**WHAT IS BEING ASKED**
A complete, word-for-word restatement of the entries is needed.

**SUPPLIED RECORDS**
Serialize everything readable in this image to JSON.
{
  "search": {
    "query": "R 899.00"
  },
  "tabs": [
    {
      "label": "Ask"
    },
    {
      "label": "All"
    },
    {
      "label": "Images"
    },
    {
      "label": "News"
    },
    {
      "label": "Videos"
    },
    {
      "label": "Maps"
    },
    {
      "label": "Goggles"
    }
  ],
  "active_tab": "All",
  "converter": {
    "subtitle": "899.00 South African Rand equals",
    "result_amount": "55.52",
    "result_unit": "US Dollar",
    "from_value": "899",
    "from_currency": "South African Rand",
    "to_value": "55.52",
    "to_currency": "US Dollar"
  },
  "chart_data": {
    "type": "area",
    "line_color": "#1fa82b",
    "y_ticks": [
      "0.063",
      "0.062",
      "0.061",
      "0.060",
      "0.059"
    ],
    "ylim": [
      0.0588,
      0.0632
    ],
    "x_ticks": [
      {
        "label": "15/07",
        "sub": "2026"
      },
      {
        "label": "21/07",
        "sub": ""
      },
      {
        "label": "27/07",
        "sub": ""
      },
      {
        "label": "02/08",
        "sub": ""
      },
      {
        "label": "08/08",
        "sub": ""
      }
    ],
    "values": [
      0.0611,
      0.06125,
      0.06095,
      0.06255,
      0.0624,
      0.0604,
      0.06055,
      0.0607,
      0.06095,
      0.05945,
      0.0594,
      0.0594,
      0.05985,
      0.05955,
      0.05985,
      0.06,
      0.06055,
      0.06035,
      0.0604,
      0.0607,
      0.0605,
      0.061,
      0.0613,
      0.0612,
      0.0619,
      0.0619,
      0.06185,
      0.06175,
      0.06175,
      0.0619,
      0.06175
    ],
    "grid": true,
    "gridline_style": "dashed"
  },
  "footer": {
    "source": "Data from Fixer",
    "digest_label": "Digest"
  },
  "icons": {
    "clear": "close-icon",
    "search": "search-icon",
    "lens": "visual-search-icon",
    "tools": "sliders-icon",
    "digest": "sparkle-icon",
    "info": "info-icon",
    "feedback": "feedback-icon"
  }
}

**FINISHED TASK**
Serialize everything readable in this image to JSON.
{
  "search": {
    "query": "R 899.00"
  },
  "tabs": [
    {
      "label": "Ask"
    },
    {
      "label": "All"
    },
    {
      "label": "Images"
    },
    {
      "label": "News"
    },
    {
      "label": "Videos"
    },
    {
      "label": "Maps"
    },
    {
      "label": "Goggles"
    }
  ],
  "active_tab": "All",
  "converter": {
    "subtitle": "899.00 South African Rand equals",
    "result_amount": "55.52",
    "result_unit": "US Dollar",
    "from_value": "899",
    "from_currency": "South African Rand",
    "to_value": "55.52",
    "to_currency": "US Dollar"
  },
  "chart_data": {
    "type": "area",
    "line_color": "#1fa82b",
    "y_ticks": [
      "0.063",
      "0.062",
      "0.061",
      "0.060",
      "0.059"
    ],
    "ylim": [
      0.0588,
      0.0632
    ],
    "x_ticks": [
      {
        "label": "15/07",
        "sub": "2026"
      },
      {
        "label": "21/07",
        "sub": ""
      },
      {
        "label": "27/07",
        "sub": ""
      },
      {
        "label": "02/08",
        "sub": ""
      },
      {
        "label": "08/08",
        "sub": ""
      }
    ],
    "values": [
      0.0611,
      0.06125,
      0.06095,
      0.06255,
      0.0624,
      0.0604,
      0.06055,
      0.0607,
      0.06095,
      0.05945,
      0.0594,
      0.0594,
      0.05985,
      0.05955,
      0.05985,
      0.06,
      0.06055,
      0.06035,
      0.0604,
      0.0607,
      0.0605,
      0.061,
      0.0613,
      0.0612,
      0.0619,
      0.0619,
      0.06185,
      0.06175,
      0.06175,
      0.0619,
      0.06175
    ],
    "grid": true,
    "gridline_style": "dashed"
  },
  "footer": {
    "source": "Data from Fixer",
    "digest_label": "Digest"
  },
  "icons": {
    "clear": "close-icon",
    "search": "search-icon",
    "lens": "visual-search-icon",
    "tools": "sliders-icon",
    "digest": "sparkle-icon",
    "info": "info-icon",
    "feedback": "feedback-icon"
  }
}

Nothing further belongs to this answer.